We have been told repeatedly down the years that the expense of management consultancy is more than off-set by the beneficial effects it has on the efficiency of public sector organisations. However a recent study by a group of academics at Bristol, Seville and Warwick universities on the impact of the use of management consultants on public sector efficiency, perhaps the first of its kind to measure the quantitative impact of using consultants, concluded that far from boosting efficiency the use of management consultancy actually decreases it. And this didn’t even take account of the, often ignored, demoralising impact on NHS staff of continually seeing management consultants brought in to perform tasks that they could and already are paid to do. One of the authors of the report, Ian Kirkpatrick from Warwick Business School felt that in the current financial climate the NHS must consider “whether it is appropriate to continue using external consulting advice at the current level”.
It’s disheartening to say the least to see others brought in, time after time, to work on “exciting” projects and produce work of questionable benefit whilst we get on with our day jobs and are invariably left to pick up the pieces when external consultants depart. Much of this work could be brought in-house and would offer talented, experienced and dedicated NHS staff the chance to look beyond their day jobs to improve the quality of care that patients receive at a fraction of the cost of using the private sector. We might not be as good at spouting the fancy management-speak and preparing the snazzy PowerPoint slides but at least give us a chance. EY’s work on the costing assurance programme could, and should, have been performed by costing leads at other trusts – a form of peer review that would subject the costing processes of each trust to proper scrutiny and offer valuable insights into how those processes might be improved. All this for a mere fraction of the cost of involving the private sector.
So it’s refreshing to read the Shadow Chancellor John McDonnell refer to Carillion as a “watershed moment” and promise that a future Labour government would end the “private knows best” rip-off. For too long huge multinational corporations like EY, McKinsey, PwC, KPMG and Capita have been riding this NHS gravy train. Only last week it emerged that NHS Improvement has awarded a £500k contract to McKinsey to apparently help it define its “purpose”. This comes less than two years after a similar deal, worth £1 million, was struck with yet another management consultancy firm KPMG on defining NHS Improvement’s role. Enough is enough, it’s time to bring this nonsense to a halt and let NHS employees get on with what we are paid to do.

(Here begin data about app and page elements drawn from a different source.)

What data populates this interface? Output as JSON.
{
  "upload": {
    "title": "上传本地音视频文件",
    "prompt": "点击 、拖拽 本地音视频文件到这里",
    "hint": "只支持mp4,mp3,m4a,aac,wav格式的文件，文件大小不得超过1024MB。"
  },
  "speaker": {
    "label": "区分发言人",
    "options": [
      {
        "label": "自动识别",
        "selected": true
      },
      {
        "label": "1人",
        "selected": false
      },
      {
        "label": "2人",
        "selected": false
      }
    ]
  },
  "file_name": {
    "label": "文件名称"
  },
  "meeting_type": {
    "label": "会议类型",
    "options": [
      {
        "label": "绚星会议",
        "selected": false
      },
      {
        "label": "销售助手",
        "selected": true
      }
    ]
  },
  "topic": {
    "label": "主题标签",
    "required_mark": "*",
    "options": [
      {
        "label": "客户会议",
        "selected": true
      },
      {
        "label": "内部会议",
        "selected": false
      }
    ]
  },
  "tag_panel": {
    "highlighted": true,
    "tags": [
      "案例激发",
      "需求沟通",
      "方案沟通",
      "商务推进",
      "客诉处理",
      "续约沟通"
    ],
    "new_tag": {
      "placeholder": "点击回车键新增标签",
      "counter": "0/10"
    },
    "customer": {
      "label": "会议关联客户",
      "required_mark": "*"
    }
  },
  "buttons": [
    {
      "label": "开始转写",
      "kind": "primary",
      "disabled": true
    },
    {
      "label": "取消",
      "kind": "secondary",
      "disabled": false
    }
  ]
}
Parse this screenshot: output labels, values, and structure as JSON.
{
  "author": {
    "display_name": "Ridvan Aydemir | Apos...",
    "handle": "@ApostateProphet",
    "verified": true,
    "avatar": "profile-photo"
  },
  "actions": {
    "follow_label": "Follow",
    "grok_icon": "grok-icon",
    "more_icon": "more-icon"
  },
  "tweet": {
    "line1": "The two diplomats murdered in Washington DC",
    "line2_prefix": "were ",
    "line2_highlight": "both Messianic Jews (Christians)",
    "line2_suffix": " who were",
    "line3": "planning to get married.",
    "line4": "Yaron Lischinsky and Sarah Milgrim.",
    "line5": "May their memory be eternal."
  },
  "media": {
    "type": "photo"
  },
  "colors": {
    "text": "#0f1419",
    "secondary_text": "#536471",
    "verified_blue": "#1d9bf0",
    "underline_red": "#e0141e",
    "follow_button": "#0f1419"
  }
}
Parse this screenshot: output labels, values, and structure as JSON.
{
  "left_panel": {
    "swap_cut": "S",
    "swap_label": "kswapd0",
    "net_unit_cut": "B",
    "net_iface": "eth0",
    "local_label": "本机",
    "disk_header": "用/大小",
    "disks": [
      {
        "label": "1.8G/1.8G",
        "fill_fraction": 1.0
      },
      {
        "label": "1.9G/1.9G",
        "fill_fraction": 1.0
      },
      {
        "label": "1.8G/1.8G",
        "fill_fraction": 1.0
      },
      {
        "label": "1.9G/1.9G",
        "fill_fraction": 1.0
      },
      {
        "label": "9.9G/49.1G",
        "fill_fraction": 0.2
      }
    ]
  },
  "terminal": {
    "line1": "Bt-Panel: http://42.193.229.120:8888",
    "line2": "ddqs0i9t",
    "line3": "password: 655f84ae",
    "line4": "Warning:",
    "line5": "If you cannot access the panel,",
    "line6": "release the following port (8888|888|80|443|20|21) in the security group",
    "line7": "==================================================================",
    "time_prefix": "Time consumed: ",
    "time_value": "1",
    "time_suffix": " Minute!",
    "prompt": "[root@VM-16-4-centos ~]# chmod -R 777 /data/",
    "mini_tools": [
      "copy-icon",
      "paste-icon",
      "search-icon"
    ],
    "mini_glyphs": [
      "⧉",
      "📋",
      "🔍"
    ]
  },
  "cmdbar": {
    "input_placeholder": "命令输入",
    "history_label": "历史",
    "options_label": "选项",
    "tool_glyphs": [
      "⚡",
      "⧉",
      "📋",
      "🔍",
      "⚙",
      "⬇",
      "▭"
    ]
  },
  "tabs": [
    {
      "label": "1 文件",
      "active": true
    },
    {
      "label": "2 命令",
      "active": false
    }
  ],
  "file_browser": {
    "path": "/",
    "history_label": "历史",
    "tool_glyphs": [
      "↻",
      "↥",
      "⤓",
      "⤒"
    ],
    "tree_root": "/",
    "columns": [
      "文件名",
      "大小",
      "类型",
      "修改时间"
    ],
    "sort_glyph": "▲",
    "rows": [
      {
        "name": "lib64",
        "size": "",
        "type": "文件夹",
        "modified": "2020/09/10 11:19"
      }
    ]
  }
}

This piece is cross-posted from Nowt Much to Say with kind permission.